Victoria’s updated Gas Substitution Roadmap shows that the clock is ticking for residential gas.
Getting homes off gas cuts bills, improves health, and reduces emissions. With today’s update to its 2022 Gas Substitution Roadmap, the Victorian government is signalling a major shift to all-electric homes powered by renewables.
It is critical that the transition away from fossil gas must be equitable and affordable for all Victorians. Renew continues to advocate for household needs to be placed firmly at the centre of energy policy.
Households still face barriers to getting off gas. The upfront costs of replacing appliances, tenancy arrangements for renters, and difficulty accessing advice and information are all slowing down the transition and risk leaving vulnerable Victorians behind. The Victorian government’s commitments in the updated Roadmap point a way to tackle these challenges.
The update commits to expanding minimum energy standards for renters to include ceiling insulation, draught sealing, hot water and – for the first time – cooling. Renters face particular barriers to electrification and energy efficiency, depending on landlords to pay upfront costs. Mandatory minimum standards including an end to new gas appliances for renters are needed to make sure renters aren’t left behind in the energy transition.
Households need trusted information, and this has been left to the community sector. The Roadmap has outlined the potential role of the relaunched SEC to function as a ‘one stop shop’ that can assist Victorians to navigate and engage with home electrification. Renew welcomes new resources for consumers, as we continue to provide independent advice to households, including the resources of the Getting Off Gas Toolkit.
The Roadmap also backs further measures to bring homes up to scratch that Renew has long advocated for, including mandatory disclosure of energy ratings and stronger energy efficiency standards in the National Construction Code for Victoria that will become mandatory from 1 May 2024. These strengthened standards require an increase in efficiency from 6 to 7 stars and introduce a new ‘whole-of-home’ energy budget to manage energy use from major appliances. Victoria’s Housing Statement, released on 20 September 2023, announced a planning exemption for a small secondary dwelling that also requires these new dwellings to be all-electric.

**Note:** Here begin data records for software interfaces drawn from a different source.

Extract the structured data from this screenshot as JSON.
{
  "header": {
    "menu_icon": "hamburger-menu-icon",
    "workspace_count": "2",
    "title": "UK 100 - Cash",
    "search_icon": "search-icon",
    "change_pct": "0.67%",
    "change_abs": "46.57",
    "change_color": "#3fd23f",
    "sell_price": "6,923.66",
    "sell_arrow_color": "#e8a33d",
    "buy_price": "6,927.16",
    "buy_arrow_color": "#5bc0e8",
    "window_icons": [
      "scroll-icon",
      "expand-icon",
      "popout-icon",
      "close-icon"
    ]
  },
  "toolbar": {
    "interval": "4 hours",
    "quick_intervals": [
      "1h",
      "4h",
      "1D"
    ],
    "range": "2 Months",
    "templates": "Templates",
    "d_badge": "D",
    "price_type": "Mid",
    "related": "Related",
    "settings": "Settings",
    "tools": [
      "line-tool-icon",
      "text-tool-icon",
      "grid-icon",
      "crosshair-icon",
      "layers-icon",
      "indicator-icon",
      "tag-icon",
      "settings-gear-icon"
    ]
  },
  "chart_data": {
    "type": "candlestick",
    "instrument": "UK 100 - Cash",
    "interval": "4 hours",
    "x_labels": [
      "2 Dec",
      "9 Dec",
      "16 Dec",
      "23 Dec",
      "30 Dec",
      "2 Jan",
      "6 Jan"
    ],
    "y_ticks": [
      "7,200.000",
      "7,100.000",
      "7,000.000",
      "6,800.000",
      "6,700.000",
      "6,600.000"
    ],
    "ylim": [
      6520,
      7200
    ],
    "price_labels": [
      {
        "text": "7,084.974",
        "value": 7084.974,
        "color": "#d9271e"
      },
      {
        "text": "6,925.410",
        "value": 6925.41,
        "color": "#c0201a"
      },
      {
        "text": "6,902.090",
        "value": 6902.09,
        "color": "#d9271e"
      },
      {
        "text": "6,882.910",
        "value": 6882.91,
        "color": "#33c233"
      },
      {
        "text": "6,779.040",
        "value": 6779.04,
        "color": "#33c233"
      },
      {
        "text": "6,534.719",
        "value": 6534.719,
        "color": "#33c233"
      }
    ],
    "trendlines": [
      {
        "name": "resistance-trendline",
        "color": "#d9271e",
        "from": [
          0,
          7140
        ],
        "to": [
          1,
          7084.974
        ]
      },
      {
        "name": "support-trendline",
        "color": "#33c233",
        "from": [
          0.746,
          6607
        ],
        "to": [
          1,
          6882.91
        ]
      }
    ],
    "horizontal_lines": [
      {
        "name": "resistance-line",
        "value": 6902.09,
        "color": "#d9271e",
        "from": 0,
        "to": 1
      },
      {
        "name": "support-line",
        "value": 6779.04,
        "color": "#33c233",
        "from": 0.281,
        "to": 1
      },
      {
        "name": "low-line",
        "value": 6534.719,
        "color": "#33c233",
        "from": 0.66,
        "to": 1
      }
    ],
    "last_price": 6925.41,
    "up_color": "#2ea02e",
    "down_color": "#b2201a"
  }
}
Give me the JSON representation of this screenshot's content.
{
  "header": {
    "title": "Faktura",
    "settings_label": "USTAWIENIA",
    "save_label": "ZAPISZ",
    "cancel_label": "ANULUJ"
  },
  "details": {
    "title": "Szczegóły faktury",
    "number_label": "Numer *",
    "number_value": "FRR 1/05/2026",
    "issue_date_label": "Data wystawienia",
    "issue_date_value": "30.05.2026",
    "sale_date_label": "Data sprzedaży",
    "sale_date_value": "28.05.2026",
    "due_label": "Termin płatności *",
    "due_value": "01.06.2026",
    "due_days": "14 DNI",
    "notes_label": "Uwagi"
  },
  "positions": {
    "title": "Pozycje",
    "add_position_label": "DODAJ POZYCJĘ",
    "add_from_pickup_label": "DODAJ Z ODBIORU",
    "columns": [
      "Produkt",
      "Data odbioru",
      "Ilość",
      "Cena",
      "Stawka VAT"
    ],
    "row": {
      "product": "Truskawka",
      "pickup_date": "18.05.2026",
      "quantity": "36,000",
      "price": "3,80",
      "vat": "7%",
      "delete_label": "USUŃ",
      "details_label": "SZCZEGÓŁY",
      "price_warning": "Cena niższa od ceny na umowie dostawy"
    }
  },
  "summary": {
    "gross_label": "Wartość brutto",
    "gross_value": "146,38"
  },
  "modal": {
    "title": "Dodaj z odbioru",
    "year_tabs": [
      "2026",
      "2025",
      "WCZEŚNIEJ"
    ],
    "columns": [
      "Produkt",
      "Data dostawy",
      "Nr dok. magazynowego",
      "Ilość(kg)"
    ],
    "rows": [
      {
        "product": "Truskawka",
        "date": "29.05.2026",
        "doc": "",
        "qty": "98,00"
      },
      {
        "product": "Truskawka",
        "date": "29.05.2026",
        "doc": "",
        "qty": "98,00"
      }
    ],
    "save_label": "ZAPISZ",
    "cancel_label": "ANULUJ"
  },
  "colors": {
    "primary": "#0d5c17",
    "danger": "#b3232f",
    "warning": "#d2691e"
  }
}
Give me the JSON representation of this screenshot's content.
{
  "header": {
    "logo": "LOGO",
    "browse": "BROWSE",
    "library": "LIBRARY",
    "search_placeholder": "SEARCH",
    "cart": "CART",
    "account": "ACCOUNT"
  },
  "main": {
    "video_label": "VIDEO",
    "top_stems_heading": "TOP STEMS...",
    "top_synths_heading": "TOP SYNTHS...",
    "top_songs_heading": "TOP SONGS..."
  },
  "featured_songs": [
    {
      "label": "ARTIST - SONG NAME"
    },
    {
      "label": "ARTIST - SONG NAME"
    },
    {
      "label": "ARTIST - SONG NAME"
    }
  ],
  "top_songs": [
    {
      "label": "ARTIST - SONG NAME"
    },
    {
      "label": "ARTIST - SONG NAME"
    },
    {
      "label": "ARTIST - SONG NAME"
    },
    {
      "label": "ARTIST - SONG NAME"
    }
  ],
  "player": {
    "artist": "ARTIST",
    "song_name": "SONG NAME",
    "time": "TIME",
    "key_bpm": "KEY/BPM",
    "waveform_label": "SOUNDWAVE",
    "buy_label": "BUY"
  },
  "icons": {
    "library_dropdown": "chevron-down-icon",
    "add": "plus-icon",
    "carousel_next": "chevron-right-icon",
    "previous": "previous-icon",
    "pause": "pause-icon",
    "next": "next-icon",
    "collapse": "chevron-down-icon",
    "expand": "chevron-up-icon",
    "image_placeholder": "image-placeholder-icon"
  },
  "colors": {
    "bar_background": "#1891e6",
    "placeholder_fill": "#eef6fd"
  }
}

The existing policy commitments laid out in the recent update include:
- New homes to require a planning permit to be all-electric from 1 January 2024,
- Increased minimum energy efficiency standards for rented homes,
- Expansion of the VEU program to include induction cooktops
- A regulatory impact statement (RIS) to investigate options to progressively electrify all new residential, and most commercial buildings where appropriate electric appliance options are readily available, and the potential to require existing gas appliances be replaced with electric appliances when the current appliance reaches end-of-life,
- Mandatory 7-star efficiency standards for new home construction from May 2024,
- All new government buildings to be all-electric, including new schools and hospitals.
In establishing the SEC, the Victorian Government is also highlighting their support for building a renewable energy workforce and signalling the potential for further investment in energy efficiency programs into the future. Similarly, in expanding the VEU to include induction cooktops, the update has signalled the importance of financial supports as a key mechanism for households to be incentivised to begin, and as a vital way to support them through their transition.
Beyond households, the update has outlined the commitment of Victoria to ensure all government buildings are built as all-electric and will support industry to move towards a cleaner energy supply, though the parameters of this objective are yet to be clarified in regard to commitments towards bringing on more biogas and hydrogen.
Renew has been working hard over 2023, in partnership with a host of similarly motivated organisations, to continue to advocate for policy change in regard to household electrification and is recognises the significance of the Victorian government’s commitment to progress the roadmap to ensure all Victorians, and hopefully Australians, can access the benefits of gas-free households powered by efficient electric appliances.